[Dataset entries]

####################

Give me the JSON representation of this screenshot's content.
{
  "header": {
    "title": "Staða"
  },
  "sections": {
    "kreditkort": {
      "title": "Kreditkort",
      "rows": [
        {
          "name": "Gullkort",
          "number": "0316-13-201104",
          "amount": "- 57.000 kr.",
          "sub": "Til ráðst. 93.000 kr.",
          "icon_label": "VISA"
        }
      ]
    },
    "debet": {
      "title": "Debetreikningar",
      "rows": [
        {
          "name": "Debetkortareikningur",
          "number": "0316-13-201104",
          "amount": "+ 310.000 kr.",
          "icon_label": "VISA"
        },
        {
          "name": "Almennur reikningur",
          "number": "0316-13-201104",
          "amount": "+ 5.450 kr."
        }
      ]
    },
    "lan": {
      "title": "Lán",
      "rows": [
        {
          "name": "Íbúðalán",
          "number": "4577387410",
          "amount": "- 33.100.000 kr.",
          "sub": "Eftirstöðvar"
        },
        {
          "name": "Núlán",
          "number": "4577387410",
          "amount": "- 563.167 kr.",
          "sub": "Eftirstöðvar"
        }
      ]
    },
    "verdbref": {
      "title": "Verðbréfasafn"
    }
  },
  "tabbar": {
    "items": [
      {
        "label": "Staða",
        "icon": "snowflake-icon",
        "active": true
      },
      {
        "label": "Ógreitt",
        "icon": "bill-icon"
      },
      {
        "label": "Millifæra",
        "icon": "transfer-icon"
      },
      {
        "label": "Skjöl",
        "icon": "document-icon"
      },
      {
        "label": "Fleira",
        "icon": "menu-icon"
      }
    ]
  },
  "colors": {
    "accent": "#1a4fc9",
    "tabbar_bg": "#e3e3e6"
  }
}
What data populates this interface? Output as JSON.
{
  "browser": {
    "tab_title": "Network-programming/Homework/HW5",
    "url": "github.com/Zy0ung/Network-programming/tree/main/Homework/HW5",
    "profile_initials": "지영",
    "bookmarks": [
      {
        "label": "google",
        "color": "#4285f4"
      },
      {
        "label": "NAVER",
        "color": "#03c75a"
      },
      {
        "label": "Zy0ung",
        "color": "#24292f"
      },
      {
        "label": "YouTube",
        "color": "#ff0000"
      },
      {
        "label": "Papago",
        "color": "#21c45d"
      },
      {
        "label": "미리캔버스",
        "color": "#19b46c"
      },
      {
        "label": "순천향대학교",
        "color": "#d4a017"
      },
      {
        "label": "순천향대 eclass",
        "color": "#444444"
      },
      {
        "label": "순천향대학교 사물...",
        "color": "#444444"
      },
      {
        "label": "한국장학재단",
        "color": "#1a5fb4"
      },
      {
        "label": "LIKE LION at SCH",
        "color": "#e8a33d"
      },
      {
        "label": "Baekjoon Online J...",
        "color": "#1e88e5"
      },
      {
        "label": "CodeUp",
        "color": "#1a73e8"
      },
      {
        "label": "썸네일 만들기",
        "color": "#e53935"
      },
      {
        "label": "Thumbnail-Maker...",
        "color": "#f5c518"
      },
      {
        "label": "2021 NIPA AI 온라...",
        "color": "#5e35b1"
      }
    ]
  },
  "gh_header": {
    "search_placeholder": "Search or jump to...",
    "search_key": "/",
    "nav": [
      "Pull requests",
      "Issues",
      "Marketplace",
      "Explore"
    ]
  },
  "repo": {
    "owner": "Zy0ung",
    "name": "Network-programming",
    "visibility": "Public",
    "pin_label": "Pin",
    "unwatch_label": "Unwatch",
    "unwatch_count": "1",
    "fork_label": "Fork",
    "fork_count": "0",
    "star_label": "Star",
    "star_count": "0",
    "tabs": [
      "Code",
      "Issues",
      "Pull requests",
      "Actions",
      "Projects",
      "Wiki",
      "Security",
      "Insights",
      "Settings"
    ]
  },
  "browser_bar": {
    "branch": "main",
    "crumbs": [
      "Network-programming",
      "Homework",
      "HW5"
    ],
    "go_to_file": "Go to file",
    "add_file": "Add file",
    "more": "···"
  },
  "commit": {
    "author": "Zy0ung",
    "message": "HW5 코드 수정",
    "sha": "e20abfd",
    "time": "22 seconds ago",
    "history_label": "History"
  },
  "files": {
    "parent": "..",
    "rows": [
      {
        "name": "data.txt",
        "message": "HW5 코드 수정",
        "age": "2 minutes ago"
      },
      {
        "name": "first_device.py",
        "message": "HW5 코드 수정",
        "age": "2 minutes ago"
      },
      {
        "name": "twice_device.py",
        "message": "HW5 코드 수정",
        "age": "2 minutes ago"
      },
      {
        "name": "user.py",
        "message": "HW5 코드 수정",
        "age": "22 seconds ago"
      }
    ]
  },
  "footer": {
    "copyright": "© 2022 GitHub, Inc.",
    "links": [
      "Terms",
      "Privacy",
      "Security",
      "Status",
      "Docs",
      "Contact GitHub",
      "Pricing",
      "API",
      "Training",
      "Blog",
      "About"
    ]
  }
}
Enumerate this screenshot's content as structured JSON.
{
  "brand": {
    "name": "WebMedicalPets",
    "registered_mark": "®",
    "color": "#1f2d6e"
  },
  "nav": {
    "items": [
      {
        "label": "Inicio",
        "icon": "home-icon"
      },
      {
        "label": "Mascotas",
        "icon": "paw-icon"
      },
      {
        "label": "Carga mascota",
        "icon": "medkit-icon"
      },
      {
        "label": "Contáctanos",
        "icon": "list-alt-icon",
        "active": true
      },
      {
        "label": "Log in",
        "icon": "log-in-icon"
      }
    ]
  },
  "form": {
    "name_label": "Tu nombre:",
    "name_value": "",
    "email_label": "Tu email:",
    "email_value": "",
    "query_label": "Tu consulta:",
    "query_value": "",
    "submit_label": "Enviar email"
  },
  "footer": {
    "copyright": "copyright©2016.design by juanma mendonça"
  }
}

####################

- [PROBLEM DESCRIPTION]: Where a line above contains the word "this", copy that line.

- [SOLUTION]:
Give me the JSON representation of this screenshot's content.
What data populates this interface? Output as JSON.
Enumerate this screenshot's content as structured JSON.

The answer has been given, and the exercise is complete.